In its automotive vocabulary, Daimler-Benz doesn't seem to have the word gimmick.m Indeed, I've just been driving two top-rung, 5-cylinder Mercedes automobiles, both turbocharged diesels.
While the 300SD sedan and the 300TD, the most fashionable wagon around, are expectedly plush, they show that the prestigious West German vehiclemaker doesn't go in for gimmickry or, for that matter, labor- saving devices.Yet everything the driver reallym needs is only a short reach away.
The 300SD, a $36,000 sedan, doesn't release the foot brake automatically when the car is put in gear, nor does it automatically turn off the headlights when the driver pulls out the key and heads for the house. But what would those two convenience items do for the roadability of the car? Nothing.
And while the right outside mirror does indeed respond to a power control button on the console, the left- hand driver's mirror operates by hand.
For his (or her) money the motorist buys a superb piece of functional machinery that, while perhaps not perfect -- what car is? -- nonetheless does the job it is supposed to do, and most of the time with ease.
And the 300SD is quiet, really quietm ! A double wall inside the engine compartment insulates the engine from the passengers, thus reducing what otherwise could be an aggressive sound invasion of the car. All diesels are clanky, especially when they first start out. Also, there is almost no wind noise inside the 300SD, unlike some Mercedes automobiles over the years.
At for looks, the 300SD has trim lines and seems larger than its actual measure (wheelbase 115.6 inches and length 183 inches). Fog lamps are integrated into the grille along with the headlights and parking lights. The trunk is large.
Full leather upholstery is a $1,038 extra. (The loudest sound inside the car I've been driving, in fact, seems to be the squeaking of the leather as the occupants shift their positions under way.)
Options are expectedly top drawer, with the electrically operated sun roof priced at an upbeat $795. In the TD wagon, however, a manual sun roof goes onlym
When the wagon came into the United States a couple of years ago it was sold for $25,000. Now it's up to about $32,000. Inflation! economists say. But along with inflation, the US dollar buys a lot more West German marks than it did, say, in 1979.
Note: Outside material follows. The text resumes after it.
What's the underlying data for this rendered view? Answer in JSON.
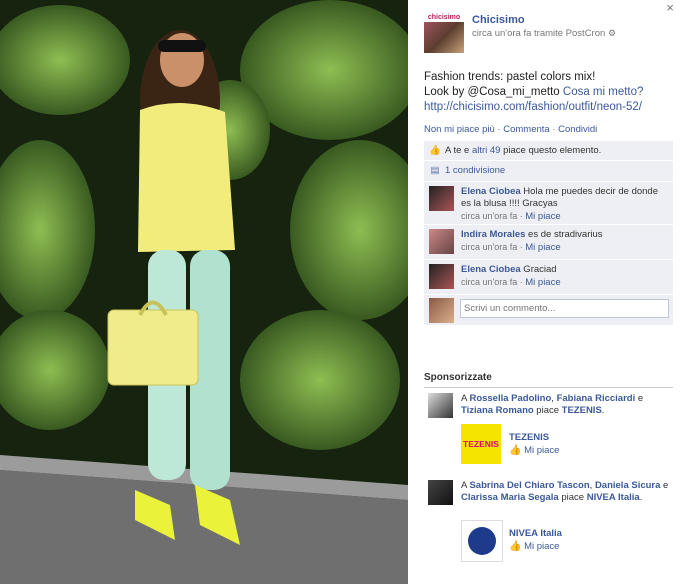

The suspension of both cars is firm, but Mercedes buyers like it that way. The wagon, in fact, rides the same way and at the same level whether rolling with or without a heavy load. The rear suspension is self- leveling because of hydraulic suspension struts which also acts as shock absorbers.
Clearly, Daimler-Benz builds a driver's car where technology is of the essence.
The Turbo, which boosts the power of the wagon by 44 percent, according to company engineers, doesn't advertise its presence beneath the hood as there is no boost gauge on the dash.
Without the turbo, the diesel is, well, let's face it, poky.
The M-B wagon is still the classiest wagon around, by any measure, but why does it have only two side rails on the roof. How, I ask, can you expect to carry anything atop the wagon without damaging the paint?
Although there is no air deflector above the rear hatch, a rear-glass washer and wiper are expected to do the job.
Some people may be annoyed by the metric dial on the thumb wheel of the temperature control unit. Most motorists in the US are still not comfortable with metric. But maybe Daimler-Benz has a good idea. After all, aren't more and more service stations converting their pumps to liters? Also, the US is still committed to an eventual switch from the English system to metric.
Availability of diesel fuel is a continuing problem even as more and more stations install diesel pumps as the demand goes up.
The Environmental Protection Agency rates the diesel at about 25 miles per gallons, about the same m.p.g. as the last time I drove one of these cars a couple of years ago.
The wagon is heavy -- 3,805 pounds, plus passengers and luggage. It is 190.9 inches long and 70.3 inches wide and the wheelbase is 110 inches.
Extensive wind-tunnel work goes into the design of the new M-B cars. In the 300SD, wind drag was reduced by about 13 percent. A new 4-speed automatic transmission also cut fuel use.
Surprisingly, perhaps, Mercedes-Benz of North America sold almost 54,000 vehicles last year, up from 1979. The five diesel-engine models accounted for 73 percent of sales in 1980, compared with 67.5 percent the year before.
The importer sells about 200 wagons a month.